- **Task requirements**: Tell me how many lines in the data include "title", and keep the reply to that number.

[Exercise inputs — start]

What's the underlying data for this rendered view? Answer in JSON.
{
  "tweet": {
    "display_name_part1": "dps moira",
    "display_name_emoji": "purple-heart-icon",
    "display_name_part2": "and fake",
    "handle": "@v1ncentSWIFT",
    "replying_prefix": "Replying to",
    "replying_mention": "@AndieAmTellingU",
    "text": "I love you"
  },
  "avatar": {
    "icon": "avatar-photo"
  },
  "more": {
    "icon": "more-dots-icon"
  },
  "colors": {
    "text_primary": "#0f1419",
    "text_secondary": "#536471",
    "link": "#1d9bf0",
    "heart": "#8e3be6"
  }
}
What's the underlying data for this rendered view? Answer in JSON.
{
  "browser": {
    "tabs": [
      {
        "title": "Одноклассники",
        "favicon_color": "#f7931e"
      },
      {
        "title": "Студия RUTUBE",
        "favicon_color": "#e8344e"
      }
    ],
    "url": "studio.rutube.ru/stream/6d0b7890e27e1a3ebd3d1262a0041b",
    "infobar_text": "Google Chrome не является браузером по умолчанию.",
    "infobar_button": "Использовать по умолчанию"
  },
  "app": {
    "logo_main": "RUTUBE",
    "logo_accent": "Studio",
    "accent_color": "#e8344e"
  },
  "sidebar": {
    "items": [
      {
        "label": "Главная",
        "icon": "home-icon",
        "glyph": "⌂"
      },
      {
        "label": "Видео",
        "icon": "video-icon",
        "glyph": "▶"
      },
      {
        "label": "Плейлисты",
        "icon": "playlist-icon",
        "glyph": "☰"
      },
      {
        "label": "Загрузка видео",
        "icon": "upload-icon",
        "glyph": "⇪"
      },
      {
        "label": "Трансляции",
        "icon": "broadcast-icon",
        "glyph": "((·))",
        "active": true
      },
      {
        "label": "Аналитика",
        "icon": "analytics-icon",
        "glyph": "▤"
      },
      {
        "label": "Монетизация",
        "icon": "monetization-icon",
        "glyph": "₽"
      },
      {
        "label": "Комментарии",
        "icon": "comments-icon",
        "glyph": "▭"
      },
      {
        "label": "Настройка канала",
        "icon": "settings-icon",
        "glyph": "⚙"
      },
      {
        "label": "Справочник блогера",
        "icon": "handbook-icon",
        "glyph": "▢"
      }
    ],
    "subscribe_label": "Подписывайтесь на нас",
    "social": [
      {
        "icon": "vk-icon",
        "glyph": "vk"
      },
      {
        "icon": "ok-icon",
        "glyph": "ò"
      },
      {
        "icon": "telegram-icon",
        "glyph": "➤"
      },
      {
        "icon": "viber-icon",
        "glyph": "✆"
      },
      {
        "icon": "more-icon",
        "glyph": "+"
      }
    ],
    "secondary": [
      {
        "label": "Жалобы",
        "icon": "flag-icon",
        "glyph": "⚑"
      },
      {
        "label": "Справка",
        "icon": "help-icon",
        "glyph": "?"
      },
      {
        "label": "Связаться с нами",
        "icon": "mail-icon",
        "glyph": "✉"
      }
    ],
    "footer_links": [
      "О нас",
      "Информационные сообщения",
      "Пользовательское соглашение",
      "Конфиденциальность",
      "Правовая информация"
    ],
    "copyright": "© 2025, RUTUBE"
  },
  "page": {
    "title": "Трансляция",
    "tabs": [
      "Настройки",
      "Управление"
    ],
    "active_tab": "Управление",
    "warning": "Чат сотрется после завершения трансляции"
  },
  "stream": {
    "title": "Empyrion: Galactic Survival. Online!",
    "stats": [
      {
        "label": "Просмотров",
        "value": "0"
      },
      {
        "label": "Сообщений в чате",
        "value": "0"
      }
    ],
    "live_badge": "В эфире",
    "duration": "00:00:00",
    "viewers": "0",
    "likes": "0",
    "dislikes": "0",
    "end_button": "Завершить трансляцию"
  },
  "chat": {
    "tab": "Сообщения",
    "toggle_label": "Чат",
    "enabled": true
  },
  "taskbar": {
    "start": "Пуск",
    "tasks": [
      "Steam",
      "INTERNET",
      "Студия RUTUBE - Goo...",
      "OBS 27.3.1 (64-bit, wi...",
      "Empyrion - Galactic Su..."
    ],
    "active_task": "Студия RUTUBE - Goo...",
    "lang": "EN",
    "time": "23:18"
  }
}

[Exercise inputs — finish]

- **Completed exercise**: 4